Puckett’s main job with U.S. Ski and Snowboard this season will be to help develop young skiers such as AJ Hurt, Katie Hensien and Alix Wilkinson. McKennis, a two-time Olympian from New Castle, is primarily a World Cup speed skier and won’t directly work with Puckett.
The Europa Cup team is a newer creation made by U.S. alpine director Jesse Hunt, who took over the role in 2018. Hunt was actually one of Puckett’s coaches back when he was an athlete, and it was Hunt who reached out to Puckett to bring him on as a national team coach. While the Europa Cup and North American Cup are deemed to be the same level on paper, in reality the Europa Cup is a step up from Nor-Ams and success there will make it easier for U.S. athletes to make the jump to the World Cup.

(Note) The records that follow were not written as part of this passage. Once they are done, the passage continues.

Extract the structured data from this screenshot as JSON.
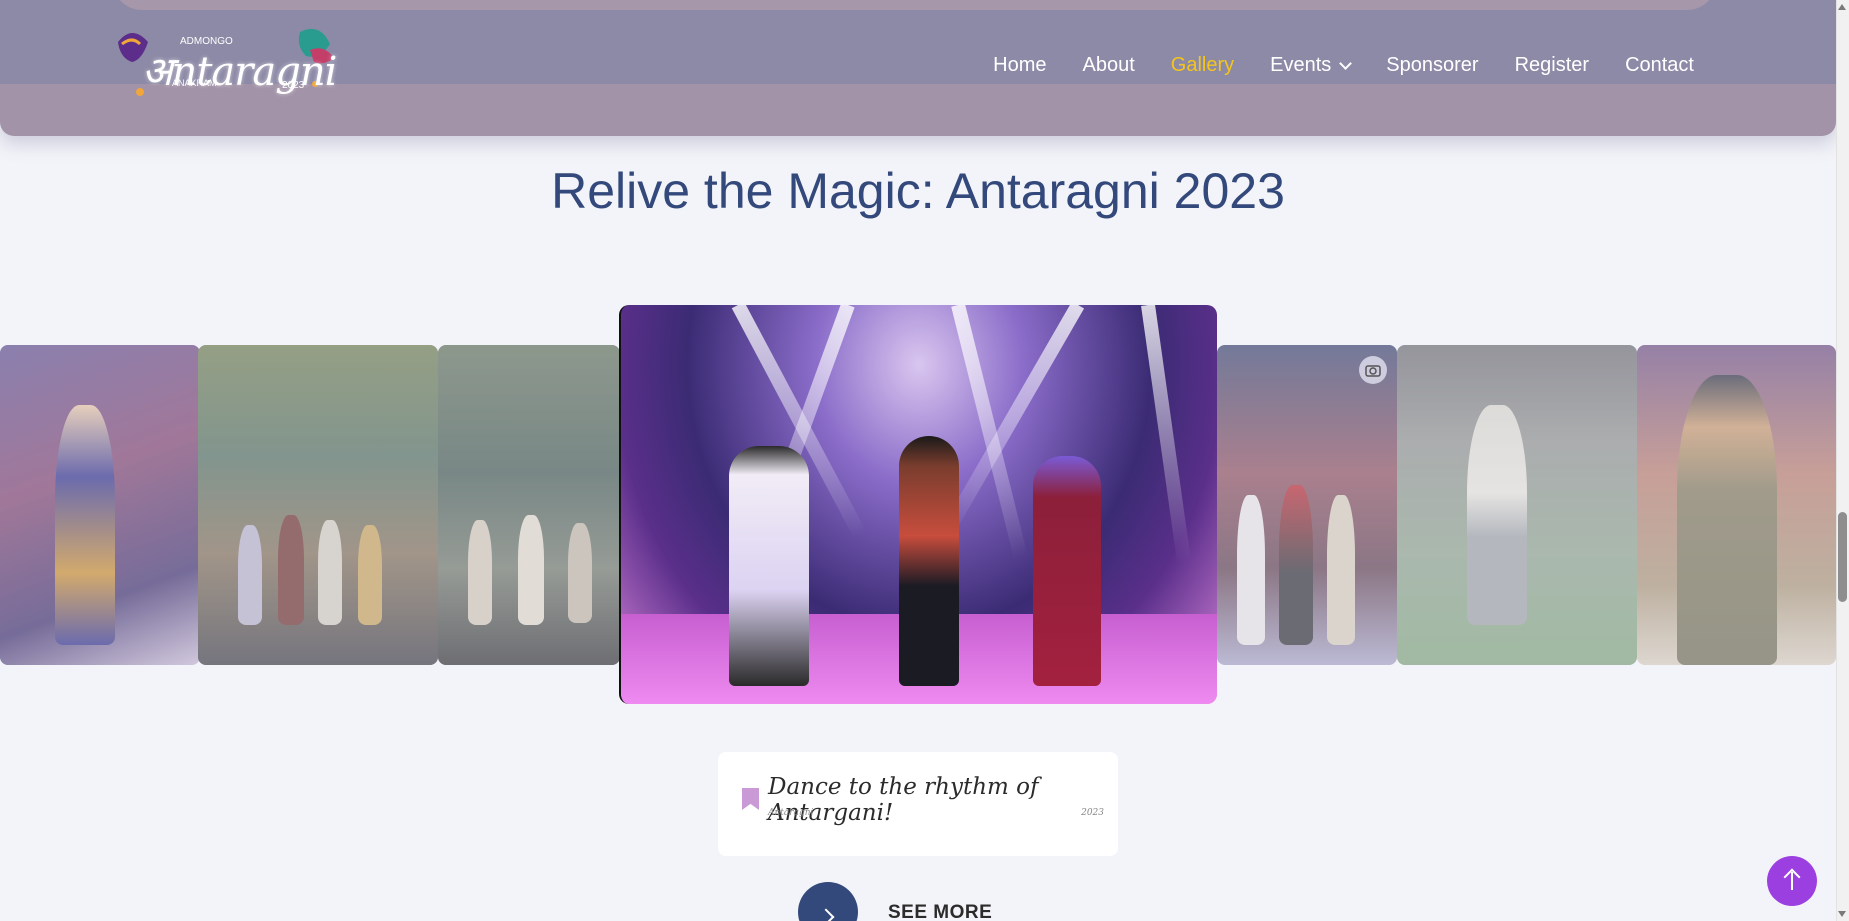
{
  "header": {
    "logo": {
      "main": "अntaragni",
      "small": "ADMONGO",
      "sub": "ANAKRAM",
      "year": "2023"
    },
    "nav": [
      {
        "label": "Home"
      },
      {
        "label": "About"
      },
      {
        "label": "Gallery",
        "active": true
      },
      {
        "label": "Events",
        "has_dropdown": true
      },
      {
        "label": "Sponsorer"
      },
      {
        "label": "Register"
      },
      {
        "label": "Contact"
      }
    ]
  },
  "section": {
    "title": "Relive the Magic: Antaragni 2023"
  },
  "caption": {
    "title": "Dance to the rhythm of Antargani!",
    "subtitle": "Antaragni",
    "year": "2023"
  },
  "see_more": {
    "label": "SEE MORE"
  },
  "colors": {
    "accent": "#34497b",
    "nav_active": "#f3c51c",
    "scroll_top": "#9c3fe0",
    "bookmark": "#c99ad6"
  },
  "icons": {
    "camera": "camera-icon",
    "bookmark": "bookmark-icon",
    "chevron": "chevron-down-icon",
    "arrow_right": "arrow-right-icon",
    "arrow_up": "arrow-up-icon"
  }
}
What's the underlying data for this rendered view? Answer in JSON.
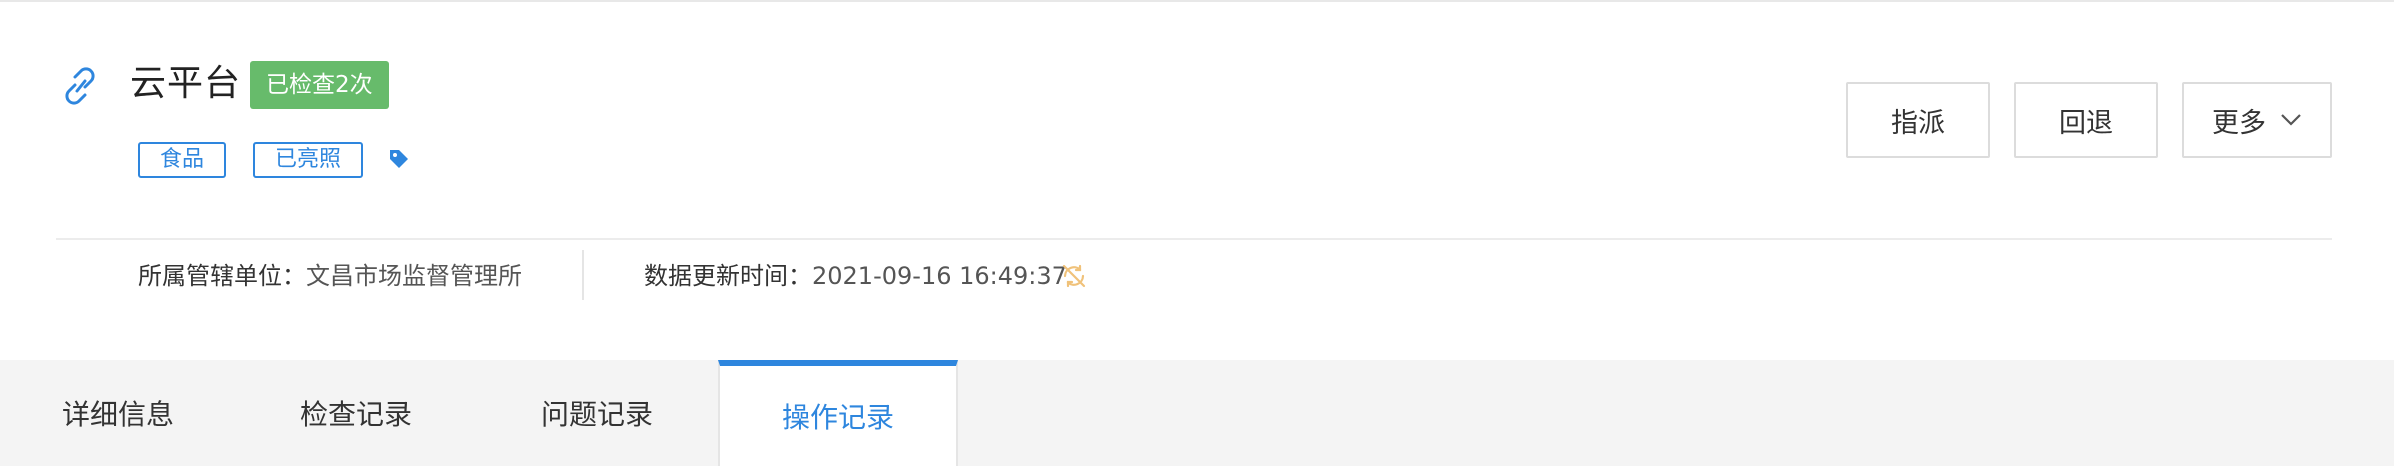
{
  "header": {
    "title": "云平台",
    "check_badge": "已检查2次",
    "tags": [
      "食品",
      "已亮照"
    ]
  },
  "actions": {
    "assign": "指派",
    "rollback": "回退",
    "more": "更多"
  },
  "meta": {
    "unit_label": "所属管辖单位：",
    "unit_value": "文昌市场监督管理所",
    "updated_label": "数据更新时间：",
    "updated_value": "2021-09-16 16:49:37"
  },
  "tabs": [
    {
      "label": "详细信息"
    },
    {
      "label": "检查记录"
    },
    {
      "label": "问题记录"
    },
    {
      "label": "操作记录",
      "active": true
    }
  ],
  "colors": {
    "accent": "#2e86de",
    "badge_green": "#67bb6b",
    "sync_icon": "#f0c27a"
  }
}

“If you are not going to that series and paying attention to that level, then it’s a little bit more difficult to make the step to the World Cup. His motto is to win at every level, so he hired me to come help do that,” Puckett said of Hunt. “You don’t often get a call from the U.S. team to coach. If I would have passed it by, it may not have been there again, so I went for it.”
Puckett was an alpine skier for the U.S. from 1991 through 2002, competing in the 1992, 1994, 1998 and 2002 Winter Olympics. Most of his success came as a technical skier in the earlier part of his career — he took seventh in slalom at the ’94 Games in Norway — before he transitioned more into speed racing at the close. He coached for AVSC from 2002 to 2006 before returning to the national team, but this time in skicross, and competed in the 2010 Olympics before ending his career.
“Working with someone who has that understanding is unique and it’s not all that common within the ski racing world,” McKennis said of working with Puckett. “A lot of the younger generation — my teammates — aren’t as familiar with him and his background. So I think they were a little confused at first, like, ‘Why are you calling this guy Five Time?’”
Puckett returned to coach at AVSC in 2015, where he most recently was the club’s head U16 coach. He’s still going to call the Roaring Fork Valley home and believes a return to coaching at AVSC is possible down the road. He has two daughters, both high schoolers at Basalt and Colorado Rocky Mountain School.
Amid the ongoing coronavirus pandemic, there are a lot of questions about the coming ski season and if it will happen at all. The U.S. alpine team hopes to continue on-snow training later this month at Mount Hood in Oregon, and will likely look to Europe or South America for fall camps, should borders open up to them again.
The next Winter Olympics is tentatively scheduled for 2022 in China, where COVID-19 is believed to have originated from. The Olympics aren’t necessarily a given for Puckett and his Europa Cup squad, but he believes his athletes have a good chance of getting there. Especially considering the U.S. is currently thin in terms of technical skiers, with only Mikaela Shiffrin, Nina O’Brien and Paula Moltzan having established themselves at that level.
“There aren’t a lot of numbers there right now, so my girls, if they ski well, they’ll have a good shot at making the Olympic team,” Puckett said. “Honestly, it’s not a big jump. They are really not that far behind the girls that are racing on the World Cup.”
Support Local Journalism
Support Local Journalism
Readers around Aspen and Snowmass Village make the Aspen Times’ work possible. Your financial contribution supports our efforts to deliver quality, locally relevant journalism.
Now more than ever, your support is critical to help us keep our community informed about the evolving coronavirus pandemic and the impact it is having locally. Every contribution, however large or small, will make a difference.
Each donation will be used exclusively for the development and creation of increased news coverage.
Start a dialogue, stay on topic and be civil.
If you don't follow the rules, your comment may be deleted.
User Legend: Moderator Trusted User